━━━━━ STORED DATA ━━━━━

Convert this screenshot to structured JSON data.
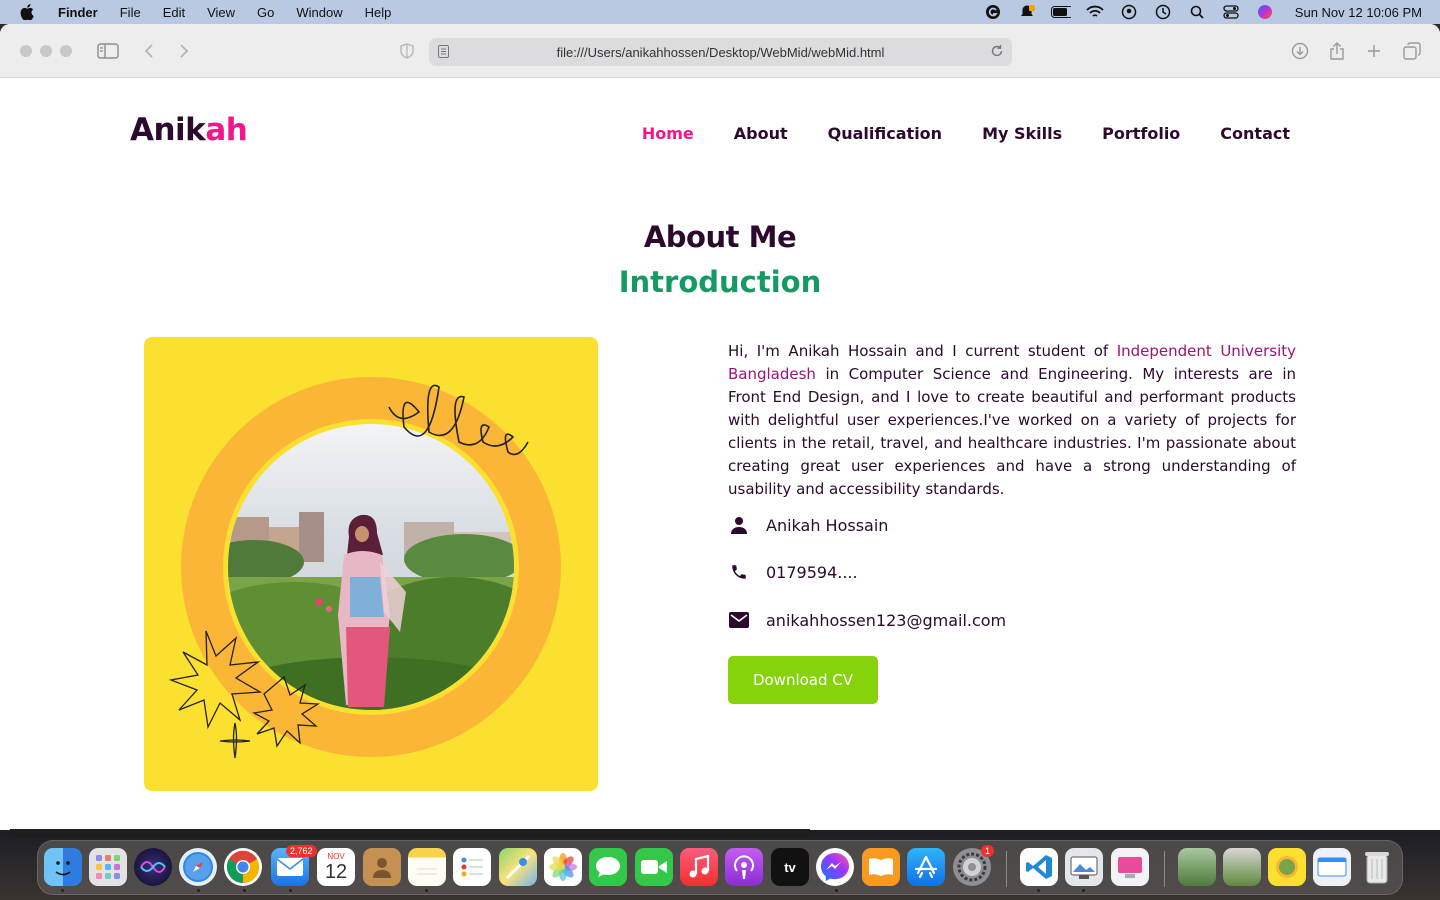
{
  "menubar": {
    "app_name": "Finder",
    "items": [
      "File",
      "Edit",
      "View",
      "Go",
      "Window",
      "Help"
    ],
    "clock": "Sun Nov 12  10:06 PM"
  },
  "browser": {
    "url": "file:///Users/anikahhossen/Desktop/WebMid/webMid.html"
  },
  "site": {
    "logo_main": "Anik",
    "logo_accent": "ah",
    "nav": [
      "Home",
      "About",
      "Qualification",
      "My Skills",
      "Portfolio",
      "Contact"
    ],
    "active_nav": "Home",
    "colors": {
      "accent": "#f4148e",
      "dark": "#2b0a2d",
      "green": "#149a62",
      "button": "#86d30c",
      "card": "#fbe02f"
    }
  },
  "about": {
    "title": "About Me",
    "subtitle": "Introduction",
    "bio_before": "Hi, I'm Anikah Hossain and I current student of ",
    "bio_link": "Independent University Bangladesh",
    "bio_after": " in Computer Science and Engineering. My interests are in Front End Design, and I love to create beautiful and performant products with delightful user experiences.I've worked on a variety of projects for clients in the retail, travel, and healthcare industries. I'm passionate about creating great user experiences and have a strong understanding of usability and accessibility standards.",
    "name": "Anikah Hossain",
    "phone": "0179594....",
    "email": "anikahhossen123@gmail.com",
    "cta": "Download CV"
  },
  "dock": {
    "mail_badge": "2,762",
    "calendar_month": "NOV",
    "calendar_day": "12",
    "settings_badge": "1",
    "tv_label": "tv"
  }
}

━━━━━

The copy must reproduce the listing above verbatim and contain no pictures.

▶ _EXERCISE ANSWER_:
Convert this screenshot to structured JSON data.
{
  "menubar": {
    "app_name": "Finder",
    "items": [
      "File",
      "Edit",
      "View",
      "Go",
      "Window",
      "Help"
    ],
    "clock": "Sun Nov 12  10:06 PM"
  },
  "browser": {
    "url": "file:///Users/anikahhossen/Desktop/WebMid/webMid.html"
  },
  "site": {
    "logo_main": "Anik",
    "logo_accent": "ah",
    "nav": [
      "Home",
      "About",
      "Qualification",
      "My Skills",
      "Portfolio",
      "Contact"
    ],
    "active_nav": "Home",
    "colors": {
      "accent": "#f4148e",
      "dark": "#2b0a2d",
      "green": "#149a62",
      "button": "#86d30c",
      "card": "#fbe02f"
    }
  },
  "about": {
    "title": "About Me",
    "subtitle": "Introduction",
    "bio_before": "Hi, I'm Anikah Hossain and I current student of ",
    "bio_link": "Independent University Bangladesh",
    "bio_after": " in Computer Science and Engineering. My interests are in Front End Design, and I love to create beautiful and performant products with delightful user experiences.I've worked on a variety of projects for clients in the retail, travel, and healthcare industries. I'm passionate about creating great user experiences and have a strong understanding of usability and accessibility standards.",
    "name": "Anikah Hossain",
    "phone": "0179594....",
    "email": "anikahhossen123@gmail.com",
    "cta": "Download CV"
  },
  "dock": {
    "mail_badge": "2,762",
    "calendar_month": "NOV",
    "calendar_day": "12",
    "settings_badge": "1",
    "tv_label": "tv"
  }
}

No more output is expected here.